> **Data records**
== Segment start ==

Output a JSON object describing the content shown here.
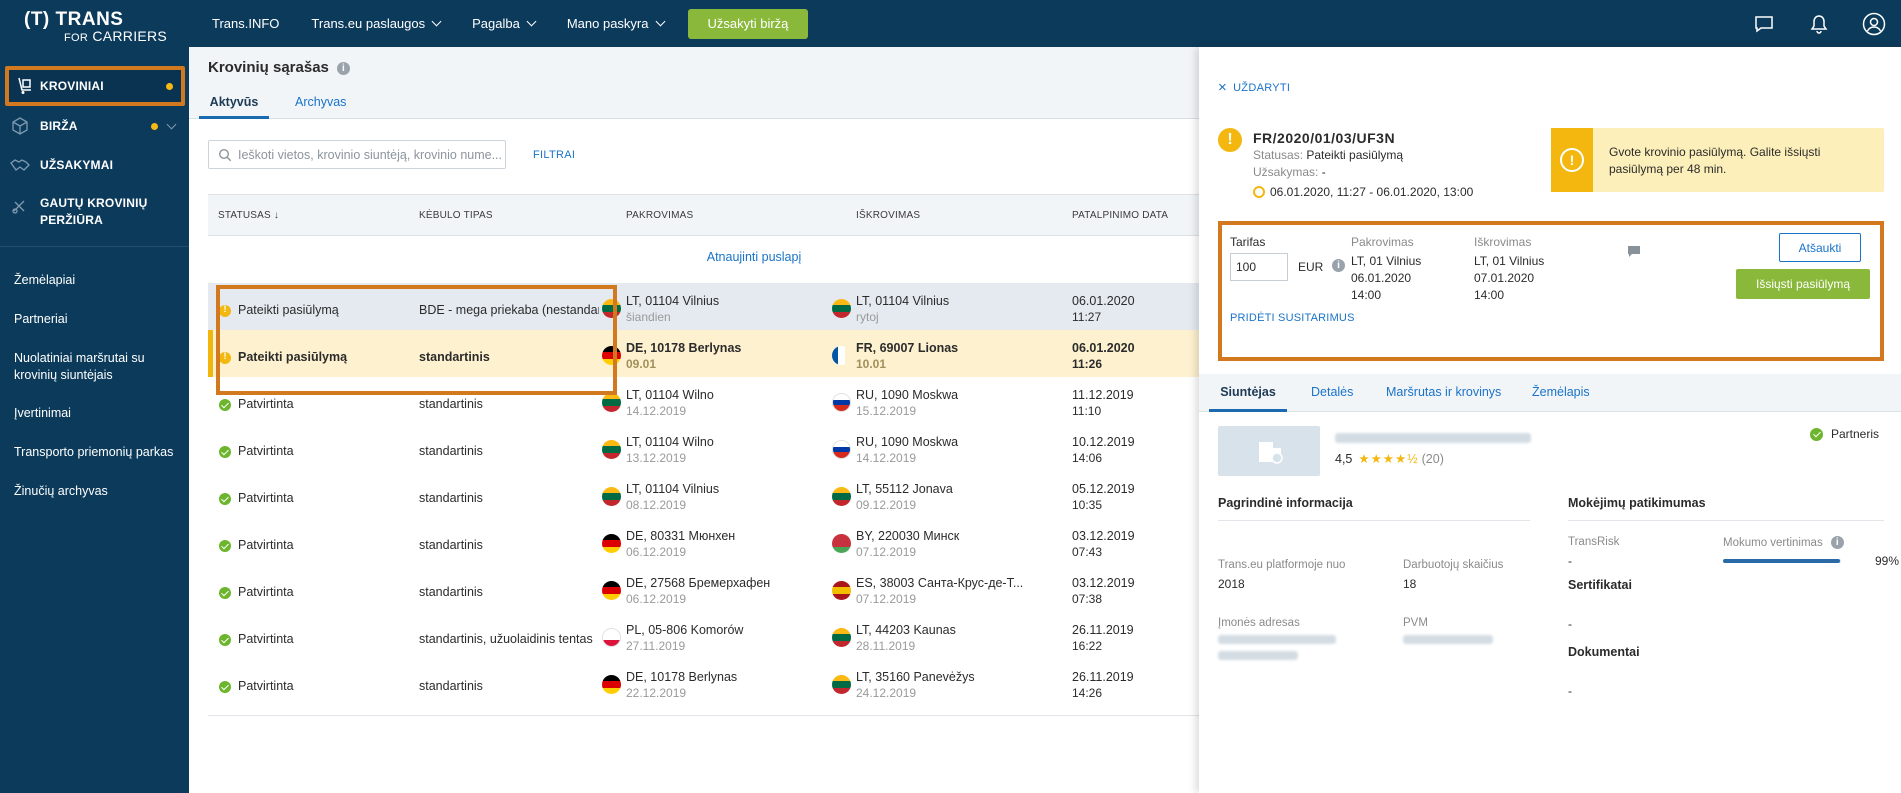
{
  "brand": {
    "line1": "(T) TRANS",
    "line2_for": "FOR",
    "line2_carriers": "CARRIERS"
  },
  "topnav": {
    "items": [
      "Trans.INFO",
      "Trans.eu paslaugos",
      "Pagalba",
      "Mano paskyra"
    ],
    "order_button": "Užsakyti biržą"
  },
  "sidebar": {
    "primary": [
      "KROVINIAI",
      "BIRŽA",
      "UŽSAKYMAI",
      "GAUTŲ KROVINIŲ PERŽIŪRA"
    ],
    "secondary": [
      "Žemėlapiai",
      "Partneriai",
      "Nuolatiniai maršrutai su krovinių siuntėjais",
      "Įvertinimai",
      "Transporto priemonių parkas",
      "Žinučių archyvas"
    ]
  },
  "main": {
    "title": "Krovinių sąrašas",
    "tabs": [
      "Aktyvūs",
      "Archyvas"
    ],
    "search_placeholder": "Ieškoti vietos, krovinio siuntėją, krovinio nume...",
    "filter": "FILTRAI",
    "columns": [
      "STATUSAS ↓",
      "KĖBULO TIPAS",
      "PAKROVIMAS",
      "IŠKROVIMAS",
      "PATALPINIMO DATA"
    ],
    "refresh": "Atnaujinti puslapį",
    "rows": [
      {
        "status": "Pateikti pasiūlymą",
        "kind": "warn",
        "body": "BDE - mega priekaba (nestandar...",
        "load": "LT, 01104 Vilnius",
        "load_date": "šiandien",
        "unload": "LT, 01104 Vilnius",
        "unload_date": "rytoj",
        "posted_d": "06.01.2020",
        "posted_t": "11:27",
        "style": "hl",
        "lf": "lt",
        "uf": "lt"
      },
      {
        "status": "Pateikti pasiūlymą",
        "kind": "warn",
        "body": "standartinis",
        "load": "DE, 10178 Berlynas",
        "load_date": "09.01",
        "unload": "FR, 69007 Lionas",
        "unload_date": "10.01",
        "posted_d": "06.01.2020",
        "posted_t": "11:26",
        "style": "sel",
        "lf": "de",
        "uf": "fr"
      },
      {
        "status": "Patvirtinta",
        "kind": "ok",
        "body": "standartinis",
        "load": "LT, 01104 Wilno",
        "load_date": "14.12.2019",
        "unload": "RU, 1090 Moskwa",
        "unload_date": "15.12.2019",
        "posted_d": "11.12.2019",
        "posted_t": "11:10",
        "style": "",
        "lf": "lt",
        "uf": "ru"
      },
      {
        "status": "Patvirtinta",
        "kind": "ok",
        "body": "standartinis",
        "load": "LT, 01104 Wilno",
        "load_date": "13.12.2019",
        "unload": "RU, 1090 Moskwa",
        "unload_date": "14.12.2019",
        "posted_d": "10.12.2019",
        "posted_t": "14:06",
        "style": "",
        "lf": "lt",
        "uf": "ru"
      },
      {
        "status": "Patvirtinta",
        "kind": "ok",
        "body": "standartinis",
        "load": "LT, 01104 Vilnius",
        "load_date": "08.12.2019",
        "unload": "LT, 55112 Jonava",
        "unload_date": "09.12.2019",
        "posted_d": "05.12.2019",
        "posted_t": "10:35",
        "style": "",
        "lf": "lt",
        "uf": "lt"
      },
      {
        "status": "Patvirtinta",
        "kind": "ok",
        "body": "standartinis",
        "load": "DE, 80331 Мюнхен",
        "load_date": "06.12.2019",
        "unload": "BY, 220030 Минск",
        "unload_date": "07.12.2019",
        "posted_d": "03.12.2019",
        "posted_t": "07:43",
        "style": "",
        "lf": "de",
        "uf": "by"
      },
      {
        "status": "Patvirtinta",
        "kind": "ok",
        "body": "standartinis",
        "load": "DE, 27568 Бремерхафен",
        "load_date": "06.12.2019",
        "unload": "ES, 38003 Санта-Крус-де-Т...",
        "unload_date": "07.12.2019",
        "posted_d": "03.12.2019",
        "posted_t": "07:38",
        "style": "",
        "lf": "de",
        "uf": "es"
      },
      {
        "status": "Patvirtinta",
        "kind": "ok",
        "body": "standartinis, užuolaidinis tentas",
        "load": "PL, 05-806 Komorów",
        "load_date": "27.11.2019",
        "unload": "LT, 44203 Kaunas",
        "unload_date": "28.11.2019",
        "posted_d": "26.11.2019",
        "posted_t": "16:22",
        "style": "",
        "lf": "pl",
        "uf": "lt"
      },
      {
        "status": "Patvirtinta",
        "kind": "ok",
        "body": "standartinis",
        "load": "DE, 10178 Berlynas",
        "load_date": "22.12.2019",
        "unload": "LT, 35160 Panevėžys",
        "unload_date": "24.12.2019",
        "posted_d": "26.11.2019",
        "posted_t": "14:26",
        "style": "",
        "lf": "de",
        "uf": "lt"
      }
    ]
  },
  "panel": {
    "close": "UŽDARYTI",
    "ref": "FR/2020/01/03/UF3N",
    "status_key": "Statusas:",
    "status_val": "Pateikti pasiūlymą",
    "order_key": "Užsakymas:",
    "order_val": "-",
    "time_window": "06.01.2020, 11:27 - 06.01.2020, 13:00",
    "alert": "Gvote krovinio pasiūlymą. Galite išsiųsti pasiūlymą per 48 min.",
    "offer": {
      "tariff_label": "Tarifas",
      "tariff_value": "100",
      "currency": "EUR",
      "load_label": "Pakrovimas",
      "load_place": "LT, 01 Vilnius",
      "load_date": "06.01.2020",
      "load_time": "14:00",
      "unload_label": "Iškrovimas",
      "unload_place": "LT, 01 Vilnius",
      "unload_date": "07.01.2020",
      "unload_time": "14:00",
      "cancel": "Atšaukti",
      "send": "Išsiųsti pasiūlymą",
      "add_terms": "PRIDĖTI SUSITARIMUS"
    },
    "tabs": [
      "Siuntėjas",
      "Detalės",
      "Maršrutas ir krovinys",
      "Žemėlapis"
    ],
    "rating": "4,5",
    "stars": "★★★★½",
    "rating_count": "(20)",
    "partner": "Partneris",
    "basic_info": "Pagrindinė informacija",
    "since_key": "Trans.eu platformoje nuo",
    "since_val": "2018",
    "employees_key": "Darbuotojų skaičius",
    "employees_val": "18",
    "address_key": "Įmonės adresas",
    "vat_key": "PVM",
    "payment_title": "Mokėjimų patikimumas",
    "transrisk_key": "TransRisk",
    "transrisk_val": "-",
    "pay_rating_key": "Mokumo vertinimas",
    "pay_rating_pct": "99%",
    "pay_rating_fraction": 0.99,
    "certs_title": "Sertifikatai",
    "certs_val": "-",
    "docs_title": "Dokumentai",
    "docs_val": "-"
  },
  "flags": {
    "lt": [
      "#fdb913",
      "#006a44",
      "#c1272d"
    ],
    "de": [
      "#000000",
      "#dd0000",
      "#ffce00"
    ],
    "ru": [
      "#ffffff",
      "#0039a6",
      "#d52b1e"
    ],
    "by": [
      "#c8313e",
      "#c8313e",
      "#4aa657"
    ],
    "es": [
      "#aa151b",
      "#f1bf00",
      "#aa151b"
    ],
    "pl": [
      "#ffffff",
      "#ffffff",
      "#dc143c"
    ],
    "fr": [
      "#0055a4",
      "#ffffff",
      "#ef4135"
    ]
  }
}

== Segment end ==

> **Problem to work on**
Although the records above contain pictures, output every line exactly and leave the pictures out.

> **Task output**
Output a JSON object describing the content shown here.
{
  "brand": {
    "line1": "(T) TRANS",
    "line2_for": "FOR",
    "line2_carriers": "CARRIERS"
  },
  "topnav": {
    "items": [
      "Trans.INFO",
      "Trans.eu paslaugos",
      "Pagalba",
      "Mano paskyra"
    ],
    "order_button": "Užsakyti biržą"
  },
  "sidebar": {
    "primary": [
      "KROVINIAI",
      "BIRŽA",
      "UŽSAKYMAI",
      "GAUTŲ KROVINIŲ PERŽIŪRA"
    ],
    "secondary": [
      "Žemėlapiai",
      "Partneriai",
      "Nuolatiniai maršrutai su krovinių siuntėjais",
      "Įvertinimai",
      "Transporto priemonių parkas",
      "Žinučių archyvas"
    ]
  },
  "main": {
    "title": "Krovinių sąrašas",
    "tabs": [
      "Aktyvūs",
      "Archyvas"
    ],
    "search_placeholder": "Ieškoti vietos, krovinio siuntėją, krovinio nume...",
    "filter": "FILTRAI",
    "columns": [
      "STATUSAS ↓",
      "KĖBULO TIPAS",
      "PAKROVIMAS",
      "IŠKROVIMAS",
      "PATALPINIMO DATA"
    ],
    "refresh": "Atnaujinti puslapį",
    "rows": [
      {
        "status": "Pateikti pasiūlymą",
        "kind": "warn",
        "body": "BDE - mega priekaba (nestandar...",
        "load": "LT, 01104 Vilnius",
        "load_date": "šiandien",
        "unload": "LT, 01104 Vilnius",
        "unload_date": "rytoj",
        "posted_d": "06.01.2020",
        "posted_t": "11:27",
        "style": "hl",
        "lf": "lt",
        "uf": "lt"
      },
      {
        "status": "Pateikti pasiūlymą",
        "kind": "warn",
        "body": "standartinis",
        "load": "DE, 10178 Berlynas",
        "load_date": "09.01",
        "unload": "FR, 69007 Lionas",
        "unload_date": "10.01",
        "posted_d": "06.01.2020",
        "posted_t": "11:26",
        "style": "sel",
        "lf": "de",
        "uf": "fr"
      },
      {
        "status": "Patvirtinta",
        "kind": "ok",
        "body": "standartinis",
        "load": "LT, 01104 Wilno",
        "load_date": "14.12.2019",
        "unload": "RU, 1090 Moskwa",
        "unload_date": "15.12.2019",
        "posted_d": "11.12.2019",
        "posted_t": "11:10",
        "style": "",
        "lf": "lt",
        "uf": "ru"
      },
      {
        "status": "Patvirtinta",
        "kind": "ok",
        "body": "standartinis",
        "load": "LT, 01104 Wilno",
        "load_date": "13.12.2019",
        "unload": "RU, 1090 Moskwa",
        "unload_date": "14.12.2019",
        "posted_d": "10.12.2019",
        "posted_t": "14:06",
        "style": "",
        "lf": "lt",
        "uf": "ru"
      },
      {
        "status": "Patvirtinta",
        "kind": "ok",
        "body": "standartinis",
        "load": "LT, 01104 Vilnius",
        "load_date": "08.12.2019",
        "unload": "LT, 55112 Jonava",
        "unload_date": "09.12.2019",
        "posted_d": "05.12.2019",
        "posted_t": "10:35",
        "style": "",
        "lf": "lt",
        "uf": "lt"
      },
      {
        "status": "Patvirtinta",
        "kind": "ok",
        "body": "standartinis",
        "load": "DE, 80331 Мюнхен",
        "load_date": "06.12.2019",
        "unload": "BY, 220030 Минск",
        "unload_date": "07.12.2019",
        "posted_d": "03.12.2019",
        "posted_t": "07:43",
        "style": "",
        "lf": "de",
        "uf": "by"
      },
      {
        "status": "Patvirtinta",
        "kind": "ok",
        "body": "standartinis",
        "load": "DE, 27568 Бремерхафен",
        "load_date": "06.12.2019",
        "unload": "ES, 38003 Санта-Крус-де-Т...",
        "unload_date": "07.12.2019",
        "posted_d": "03.12.2019",
        "posted_t": "07:38",
        "style": "",
        "lf": "de",
        "uf": "es"
      },
      {
        "status": "Patvirtinta",
        "kind": "ok",
        "body": "standartinis, užuolaidinis tentas",
        "load": "PL, 05-806 Komorów",
        "load_date": "27.11.2019",
        "unload": "LT, 44203 Kaunas",
        "unload_date": "28.11.2019",
        "posted_d": "26.11.2019",
        "posted_t": "16:22",
        "style": "",
        "lf": "pl",
        "uf": "lt"
      },
      {
        "status": "Patvirtinta",
        "kind": "ok",
        "body": "standartinis",
        "load": "DE, 10178 Berlynas",
        "load_date": "22.12.2019",
        "unload": "LT, 35160 Panevėžys",
        "unload_date": "24.12.2019",
        "posted_d": "26.11.2019",
        "posted_t": "14:26",
        "style": "",
        "lf": "de",
        "uf": "lt"
      }
    ]
  },
  "panel": {
    "close": "UŽDARYTI",
    "ref": "FR/2020/01/03/UF3N",
    "status_key": "Statusas:",
    "status_val": "Pateikti pasiūlymą",
    "order_key": "Užsakymas:",
    "order_val": "-",
    "time_window": "06.01.2020, 11:27 - 06.01.2020, 13:00",
    "alert": "Gvote krovinio pasiūlymą. Galite išsiųsti pasiūlymą per 48 min.",
    "offer": {
      "tariff_label": "Tarifas",
      "tariff_value": "100",
      "currency": "EUR",
      "load_label": "Pakrovimas",
      "load_place": "LT, 01 Vilnius",
      "load_date": "06.01.2020",
      "load_time": "14:00",
      "unload_label": "Iškrovimas",
      "unload_place": "LT, 01 Vilnius",
      "unload_date": "07.01.2020",
      "unload_time": "14:00",
      "cancel": "Atšaukti",
      "send": "Išsiųsti pasiūlymą",
      "add_terms": "PRIDĖTI SUSITARIMUS"
    },
    "tabs": [
      "Siuntėjas",
      "Detalės",
      "Maršrutas ir krovinys",
      "Žemėlapis"
    ],
    "rating": "4,5",
    "stars": "★★★★½",
    "rating_count": "(20)",
    "partner": "Partneris",
    "basic_info": "Pagrindinė informacija",
    "since_key": "Trans.eu platformoje nuo",
    "since_val": "2018",
    "employees_key": "Darbuotojų skaičius",
    "employees_val": "18",
    "address_key": "Įmonės adresas",
    "vat_key": "PVM",
    "payment_title": "Mokėjimų patikimumas",
    "transrisk_key": "TransRisk",
    "transrisk_val": "-",
    "pay_rating_key": "Mokumo vertinimas",
    "pay_rating_pct": "99%",
    "pay_rating_fraction": 0.99,
    "certs_title": "Sertifikatai",
    "certs_val": "-",
    "docs_title": "Dokumentai",
    "docs_val": "-"
  },
  "flags": {
    "lt": [
      "#fdb913",
      "#006a44",
      "#c1272d"
    ],
    "de": [
      "#000000",
      "#dd0000",
      "#ffce00"
    ],
    "ru": [
      "#ffffff",
      "#0039a6",
      "#d52b1e"
    ],
    "by": [
      "#c8313e",
      "#c8313e",
      "#4aa657"
    ],
    "es": [
      "#aa151b",
      "#f1bf00",
      "#aa151b"
    ],
    "pl": [
      "#ffffff",
      "#ffffff",
      "#dc143c"
    ],
    "fr": [
      "#0055a4",
      "#ffffff",
      "#ef4135"
    ]
  }
}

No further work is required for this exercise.